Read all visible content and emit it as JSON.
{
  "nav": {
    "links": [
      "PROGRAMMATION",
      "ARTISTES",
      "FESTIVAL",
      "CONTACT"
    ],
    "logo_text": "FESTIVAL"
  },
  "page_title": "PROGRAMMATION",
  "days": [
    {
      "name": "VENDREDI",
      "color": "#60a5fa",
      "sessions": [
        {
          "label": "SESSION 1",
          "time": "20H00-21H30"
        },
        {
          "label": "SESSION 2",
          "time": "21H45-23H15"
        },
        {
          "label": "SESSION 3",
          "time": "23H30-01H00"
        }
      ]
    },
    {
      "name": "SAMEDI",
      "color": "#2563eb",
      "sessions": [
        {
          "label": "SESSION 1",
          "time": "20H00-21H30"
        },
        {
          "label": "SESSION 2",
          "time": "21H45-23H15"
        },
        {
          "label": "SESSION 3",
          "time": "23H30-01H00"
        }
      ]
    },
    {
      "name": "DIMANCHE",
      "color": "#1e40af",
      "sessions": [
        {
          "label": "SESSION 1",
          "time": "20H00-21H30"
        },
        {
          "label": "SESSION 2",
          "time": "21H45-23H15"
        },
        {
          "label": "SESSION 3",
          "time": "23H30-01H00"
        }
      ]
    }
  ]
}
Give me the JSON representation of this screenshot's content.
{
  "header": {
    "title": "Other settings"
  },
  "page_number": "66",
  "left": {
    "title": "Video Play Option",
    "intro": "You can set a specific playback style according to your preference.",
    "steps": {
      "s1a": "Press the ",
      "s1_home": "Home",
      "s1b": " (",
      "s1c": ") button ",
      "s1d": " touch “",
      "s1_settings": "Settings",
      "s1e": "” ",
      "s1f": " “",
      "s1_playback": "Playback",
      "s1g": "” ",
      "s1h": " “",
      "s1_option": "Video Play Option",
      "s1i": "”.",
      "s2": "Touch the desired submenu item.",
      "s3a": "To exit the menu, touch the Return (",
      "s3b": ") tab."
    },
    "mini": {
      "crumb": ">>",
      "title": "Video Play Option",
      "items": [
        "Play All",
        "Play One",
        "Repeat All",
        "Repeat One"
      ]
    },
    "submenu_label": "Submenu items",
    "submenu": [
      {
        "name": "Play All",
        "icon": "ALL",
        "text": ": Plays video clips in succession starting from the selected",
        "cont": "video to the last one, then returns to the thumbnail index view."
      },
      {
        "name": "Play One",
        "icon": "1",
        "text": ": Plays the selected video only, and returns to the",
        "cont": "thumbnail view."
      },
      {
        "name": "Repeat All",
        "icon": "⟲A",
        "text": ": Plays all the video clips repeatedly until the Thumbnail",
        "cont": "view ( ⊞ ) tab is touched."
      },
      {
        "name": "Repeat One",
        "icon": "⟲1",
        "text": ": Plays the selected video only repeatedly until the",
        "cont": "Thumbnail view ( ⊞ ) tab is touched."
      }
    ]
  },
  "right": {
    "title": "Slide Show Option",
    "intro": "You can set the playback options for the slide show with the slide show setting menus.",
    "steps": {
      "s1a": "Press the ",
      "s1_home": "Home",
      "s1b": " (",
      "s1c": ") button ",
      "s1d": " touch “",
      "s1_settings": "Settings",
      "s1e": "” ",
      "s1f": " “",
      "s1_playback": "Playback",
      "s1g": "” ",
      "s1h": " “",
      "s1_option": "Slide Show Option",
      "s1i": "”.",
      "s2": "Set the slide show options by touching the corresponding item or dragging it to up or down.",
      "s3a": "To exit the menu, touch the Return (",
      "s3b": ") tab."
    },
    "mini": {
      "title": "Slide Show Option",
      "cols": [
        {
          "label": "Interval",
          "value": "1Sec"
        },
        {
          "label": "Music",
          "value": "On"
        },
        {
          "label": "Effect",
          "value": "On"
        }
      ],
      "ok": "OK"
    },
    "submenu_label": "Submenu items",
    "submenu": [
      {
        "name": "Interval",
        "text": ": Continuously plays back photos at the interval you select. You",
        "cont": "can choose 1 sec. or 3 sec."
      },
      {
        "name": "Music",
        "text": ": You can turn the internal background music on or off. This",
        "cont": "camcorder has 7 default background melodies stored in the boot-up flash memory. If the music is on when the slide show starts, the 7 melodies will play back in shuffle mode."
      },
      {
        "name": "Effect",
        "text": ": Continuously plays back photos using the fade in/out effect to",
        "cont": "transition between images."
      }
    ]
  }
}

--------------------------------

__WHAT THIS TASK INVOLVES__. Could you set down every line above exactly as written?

__TASK RESPONSE__.
Read all visible content and emit it as JSON.
{
  "nav": {
    "links": [
      "PROGRAMMATION",
      "ARTISTES",
      "FESTIVAL",
      "CONTACT"
    ],
    "logo_text": "FESTIVAL"
  },
  "page_title": "PROGRAMMATION",
  "days": [
    {
      "name": "VENDREDI",
      "color": "#60a5fa",
      "sessions": [
        {
          "label": "SESSION 1",
          "time": "20H00-21H30"
        },
        {
          "label": "SESSION 2",
          "time": "21H45-23H15"
        },
        {
          "label": "SESSION 3",
          "time": "23H30-01H00"
        }
      ]
    },
    {
      "name": "SAMEDI",
      "color": "#2563eb",
      "sessions": [
        {
          "label": "SESSION 1",
          "time": "20H00-21H30"
        },
        {
          "label": "SESSION 2",
          "time": "21H45-23H15"
        },
        {
          "label": "SESSION 3",
          "time": "23H30-01H00"
        }
      ]
    },
    {
      "name": "DIMANCHE",
      "color": "#1e40af",
      "sessions": [
        {
          "label": "SESSION 1",
          "time": "20H00-21H30"
        },
        {
          "label": "SESSION 2",
          "time": "21H45-23H15"
        },
        {
          "label": "SESSION 3",
          "time": "23H30-01H00"
        }
      ]
    }
  ]
}
Give me the JSON representation of this screenshot's content.
{
  "header": {
    "title": "Other settings"
  },
  "page_number": "66",
  "left": {
    "title": "Video Play Option",
    "intro": "You can set a specific playback style according to your preference.",
    "steps": {
      "s1a": "Press the ",
      "s1_home": "Home",
      "s1b": " (",
      "s1c": ") button ",
      "s1d": " touch “",
      "s1_settings": "Settings",
      "s1e": "” ",
      "s1f": " “",
      "s1_playback": "Playback",
      "s1g": "” ",
      "s1h": " “",
      "s1_option": "Video Play Option",
      "s1i": "”.",
      "s2": "Touch the desired submenu item.",
      "s3a": "To exit the menu, touch the Return (",
      "s3b": ") tab."
    },
    "mini": {
      "crumb": ">>",
      "title": "Video Play Option",
      "items": [
        "Play All",
        "Play One",
        "Repeat All",
        "Repeat One"
      ]
    },
    "submenu_label": "Submenu items",
    "submenu": [
      {
        "name": "Play All",
        "icon": "ALL",
        "text": ": Plays video clips in succession starting from the selected",
        "cont": "video to the last one, then returns to the thumbnail index view."
      },
      {
        "name": "Play One",
        "icon": "1",
        "text": ": Plays the selected video only, and returns to the",
        "cont": "thumbnail view."
      },
      {
        "name": "Repeat All",
        "icon": "⟲A",
        "text": ": Plays all the video clips repeatedly until the Thumbnail",
        "cont": "view ( ⊞ ) tab is touched."
      },
      {
        "name": "Repeat One",
        "icon": "⟲1",
        "text": ": Plays the selected video only repeatedly until the",
        "cont": "Thumbnail view ( ⊞ ) tab is touched."
      }
    ]
  },
  "right": {
    "title": "Slide Show Option",
    "intro": "You can set the playback options for the slide show with the slide show setting menus.",
    "steps": {
      "s1a": "Press the ",
      "s1_home": "Home",
      "s1b": " (",
      "s1c": ") button ",
      "s1d": " touch “",
      "s1_settings": "Settings",
      "s1e": "” ",
      "s1f": " “",
      "s1_playback": "Playback",
      "s1g": "” ",
      "s1h": " “",
      "s1_option": "Slide Show Option",
      "s1i": "”.",
      "s2": "Set the slide show options by touching the corresponding item or dragging it to up or down.",
      "s3a": "To exit the menu, touch the Return (",
      "s3b": ") tab."
    },
    "mini": {
      "title": "Slide Show Option",
      "cols": [
        {
          "label": "Interval",
          "value": "1Sec"
        },
        {
          "label": "Music",
          "value": "On"
        },
        {
          "label": "Effect",
          "value": "On"
        }
      ],
      "ok": "OK"
    },
    "submenu_label": "Submenu items",
    "submenu": [
      {
        "name": "Interval",
        "text": ": Continuously plays back photos at the interval you select. You",
        "cont": "can choose 1 sec. or 3 sec."
      },
      {
        "name": "Music",
        "text": ": You can turn the internal background music on or off. This",
        "cont": "camcorder has 7 default background melodies stored in the boot-up flash memory. If the music is on when the slide show starts, the 7 melodies will play back in shuffle mode."
      },
      {
        "name": "Effect",
        "text": ": Continuously plays back photos using the fade in/out effect to",
        "cont": "transition between images."
      }
    ]
  }
}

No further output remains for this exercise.